> _INSTRUCTIONS FOR THE TASK_:
Output the data as it stands. Each line must match exactly.

> _SOURCE DATA_:
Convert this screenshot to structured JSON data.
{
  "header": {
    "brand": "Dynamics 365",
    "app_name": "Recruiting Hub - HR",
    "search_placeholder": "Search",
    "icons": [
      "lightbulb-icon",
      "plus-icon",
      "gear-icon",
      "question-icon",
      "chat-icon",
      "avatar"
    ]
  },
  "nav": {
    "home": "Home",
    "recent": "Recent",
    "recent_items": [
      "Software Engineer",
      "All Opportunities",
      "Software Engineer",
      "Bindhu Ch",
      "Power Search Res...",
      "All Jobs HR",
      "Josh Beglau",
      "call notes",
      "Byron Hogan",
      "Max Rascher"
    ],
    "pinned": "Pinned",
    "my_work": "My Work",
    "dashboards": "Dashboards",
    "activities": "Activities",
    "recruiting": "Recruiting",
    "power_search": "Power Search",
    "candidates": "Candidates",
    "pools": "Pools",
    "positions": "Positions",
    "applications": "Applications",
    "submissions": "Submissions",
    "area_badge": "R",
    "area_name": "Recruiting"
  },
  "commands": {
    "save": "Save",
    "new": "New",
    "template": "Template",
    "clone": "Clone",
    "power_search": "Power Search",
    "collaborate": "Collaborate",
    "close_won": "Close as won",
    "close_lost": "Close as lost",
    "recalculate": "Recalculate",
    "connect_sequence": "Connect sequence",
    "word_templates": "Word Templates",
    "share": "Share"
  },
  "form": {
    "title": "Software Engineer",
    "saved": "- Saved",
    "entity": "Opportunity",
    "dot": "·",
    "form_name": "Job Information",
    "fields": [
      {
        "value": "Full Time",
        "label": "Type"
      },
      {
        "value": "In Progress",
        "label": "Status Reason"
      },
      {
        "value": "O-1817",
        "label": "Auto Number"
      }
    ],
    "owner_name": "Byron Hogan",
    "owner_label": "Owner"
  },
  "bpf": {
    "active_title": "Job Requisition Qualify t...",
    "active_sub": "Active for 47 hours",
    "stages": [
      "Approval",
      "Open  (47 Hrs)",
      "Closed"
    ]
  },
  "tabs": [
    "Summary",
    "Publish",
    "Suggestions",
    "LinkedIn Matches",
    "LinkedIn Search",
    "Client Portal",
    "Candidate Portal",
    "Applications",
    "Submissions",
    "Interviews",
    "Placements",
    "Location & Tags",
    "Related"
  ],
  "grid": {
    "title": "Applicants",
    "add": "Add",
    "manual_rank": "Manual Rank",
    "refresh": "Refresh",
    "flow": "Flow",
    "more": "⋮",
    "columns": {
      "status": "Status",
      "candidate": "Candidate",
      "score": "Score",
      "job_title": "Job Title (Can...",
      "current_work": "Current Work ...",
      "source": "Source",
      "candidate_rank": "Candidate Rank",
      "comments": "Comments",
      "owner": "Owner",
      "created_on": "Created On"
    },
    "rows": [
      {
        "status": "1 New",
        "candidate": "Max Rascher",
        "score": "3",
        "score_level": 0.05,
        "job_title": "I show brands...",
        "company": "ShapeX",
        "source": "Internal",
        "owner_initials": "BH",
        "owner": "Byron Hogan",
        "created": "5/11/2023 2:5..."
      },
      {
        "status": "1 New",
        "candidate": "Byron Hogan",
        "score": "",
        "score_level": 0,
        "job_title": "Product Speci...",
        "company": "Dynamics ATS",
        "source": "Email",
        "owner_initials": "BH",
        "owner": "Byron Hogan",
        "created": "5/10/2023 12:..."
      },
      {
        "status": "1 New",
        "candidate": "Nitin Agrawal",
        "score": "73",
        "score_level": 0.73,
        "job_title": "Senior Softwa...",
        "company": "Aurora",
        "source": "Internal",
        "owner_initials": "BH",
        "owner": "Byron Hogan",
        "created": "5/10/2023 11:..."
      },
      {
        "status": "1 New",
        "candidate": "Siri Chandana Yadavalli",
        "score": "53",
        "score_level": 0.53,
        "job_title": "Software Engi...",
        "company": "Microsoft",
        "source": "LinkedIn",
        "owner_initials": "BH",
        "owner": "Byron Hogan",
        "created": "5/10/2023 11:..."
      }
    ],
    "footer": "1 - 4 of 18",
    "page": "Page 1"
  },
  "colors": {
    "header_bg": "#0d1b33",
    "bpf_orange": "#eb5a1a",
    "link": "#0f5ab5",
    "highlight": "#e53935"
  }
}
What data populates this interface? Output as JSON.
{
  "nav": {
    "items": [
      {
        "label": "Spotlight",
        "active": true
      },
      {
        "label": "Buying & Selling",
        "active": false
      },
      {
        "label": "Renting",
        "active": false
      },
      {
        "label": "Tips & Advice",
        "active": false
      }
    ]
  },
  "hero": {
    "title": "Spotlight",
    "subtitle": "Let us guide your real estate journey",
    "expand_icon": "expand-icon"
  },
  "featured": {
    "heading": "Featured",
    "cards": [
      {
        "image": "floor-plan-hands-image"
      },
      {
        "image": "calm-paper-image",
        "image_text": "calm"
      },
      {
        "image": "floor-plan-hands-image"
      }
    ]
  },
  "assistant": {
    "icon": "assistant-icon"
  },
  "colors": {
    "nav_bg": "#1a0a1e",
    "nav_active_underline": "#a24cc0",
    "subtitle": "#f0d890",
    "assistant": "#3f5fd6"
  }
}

> _SOLUTION FOR THIS EXERCISE_:
Convert this screenshot to structured JSON data.
{
  "header": {
    "brand": "Dynamics 365",
    "app_name": "Recruiting Hub - HR",
    "search_placeholder": "Search",
    "icons": [
      "lightbulb-icon",
      "plus-icon",
      "gear-icon",
      "question-icon",
      "chat-icon",
      "avatar"
    ]
  },
  "nav": {
    "home": "Home",
    "recent": "Recent",
    "recent_items": [
      "Software Engineer",
      "All Opportunities",
      "Software Engineer",
      "Bindhu Ch",
      "Power Search Res...",
      "All Jobs HR",
      "Josh Beglau",
      "call notes",
      "Byron Hogan",
      "Max Rascher"
    ],
    "pinned": "Pinned",
    "my_work": "My Work",
    "dashboards": "Dashboards",
    "activities": "Activities",
    "recruiting": "Recruiting",
    "power_search": "Power Search",
    "candidates": "Candidates",
    "pools": "Pools",
    "positions": "Positions",
    "applications": "Applications",
    "submissions": "Submissions",
    "area_badge": "R",
    "area_name": "Recruiting"
  },
  "commands": {
    "save": "Save",
    "new": "New",
    "template": "Template",
    "clone": "Clone",
    "power_search": "Power Search",
    "collaborate": "Collaborate",
    "close_won": "Close as won",
    "close_lost": "Close as lost",
    "recalculate": "Recalculate",
    "connect_sequence": "Connect sequence",
    "word_templates": "Word Templates",
    "share": "Share"
  },
  "form": {
    "title": "Software Engineer",
    "saved": "- Saved",
    "entity": "Opportunity",
    "dot": "·",
    "form_name": "Job Information",
    "fields": [
      {
        "value": "Full Time",
        "label": "Type"
      },
      {
        "value": "In Progress",
        "label": "Status Reason"
      },
      {
        "value": "O-1817",
        "label": "Auto Number"
      }
    ],
    "owner_name": "Byron Hogan",
    "owner_label": "Owner"
  },
  "bpf": {
    "active_title": "Job Requisition Qualify t...",
    "active_sub": "Active for 47 hours",
    "stages": [
      "Approval",
      "Open  (47 Hrs)",
      "Closed"
    ]
  },
  "tabs": [
    "Summary",
    "Publish",
    "Suggestions",
    "LinkedIn Matches",
    "LinkedIn Search",
    "Client Portal",
    "Candidate Portal",
    "Applications",
    "Submissions",
    "Interviews",
    "Placements",
    "Location & Tags",
    "Related"
  ],
  "grid": {
    "title": "Applicants",
    "add": "Add",
    "manual_rank": "Manual Rank",
    "refresh": "Refresh",
    "flow": "Flow",
    "more": "⋮",
    "columns": {
      "status": "Status",
      "candidate": "Candidate",
      "score": "Score",
      "job_title": "Job Title (Can...",
      "current_work": "Current Work ...",
      "source": "Source",
      "candidate_rank": "Candidate Rank",
      "comments": "Comments",
      "owner": "Owner",
      "created_on": "Created On"
    },
    "rows": [
      {
        "status": "1 New",
        "candidate": "Max Rascher",
        "score": "3",
        "score_level": 0.05,
        "job_title": "I show brands...",
        "company": "ShapeX",
        "source": "Internal",
        "owner_initials": "BH",
        "owner": "Byron Hogan",
        "created": "5/11/2023 2:5..."
      },
      {
        "status": "1 New",
        "candidate": "Byron Hogan",
        "score": "",
        "score_level": 0,
        "job_title": "Product Speci...",
        "company": "Dynamics ATS",
        "source": "Email",
        "owner_initials": "BH",
        "owner": "Byron Hogan",
        "created": "5/10/2023 12:..."
      },
      {
        "status": "1 New",
        "candidate": "Nitin Agrawal",
        "score": "73",
        "score_level": 0.73,
        "job_title": "Senior Softwa...",
        "company": "Aurora",
        "source": "Internal",
        "owner_initials": "BH",
        "owner": "Byron Hogan",
        "created": "5/10/2023 11:..."
      },
      {
        "status": "1 New",
        "candidate": "Siri Chandana Yadavalli",
        "score": "53",
        "score_level": 0.53,
        "job_title": "Software Engi...",
        "company": "Microsoft",
        "source": "LinkedIn",
        "owner_initials": "BH",
        "owner": "Byron Hogan",
        "created": "5/10/2023 11:..."
      }
    ],
    "footer": "1 - 4 of 18",
    "page": "Page 1"
  },
  "colors": {
    "header_bg": "#0d1b33",
    "bpf_orange": "#eb5a1a",
    "link": "#0f5ab5",
    "highlight": "#e53935"
  }
}
What data populates this interface? Output as JSON.
{
  "nav": {
    "items": [
      {
        "label": "Spotlight",
        "active": true
      },
      {
        "label": "Buying & Selling",
        "active": false
      },
      {
        "label": "Renting",
        "active": false
      },
      {
        "label": "Tips & Advice",
        "active": false
      }
    ]
  },
  "hero": {
    "title": "Spotlight",
    "subtitle": "Let us guide your real estate journey",
    "expand_icon": "expand-icon"
  },
  "featured": {
    "heading": "Featured",
    "cards": [
      {
        "image": "floor-plan-hands-image"
      },
      {
        "image": "calm-paper-image",
        "image_text": "calm"
      },
      {
        "image": "floor-plan-hands-image"
      }
    ]
  },
  "assistant": {
    "icon": "assistant-icon"
  },
  "colors": {
    "nav_bg": "#1a0a1e",
    "nav_active_underline": "#a24cc0",
    "subtitle": "#f0d890",
    "assistant": "#3f5fd6"
  }
}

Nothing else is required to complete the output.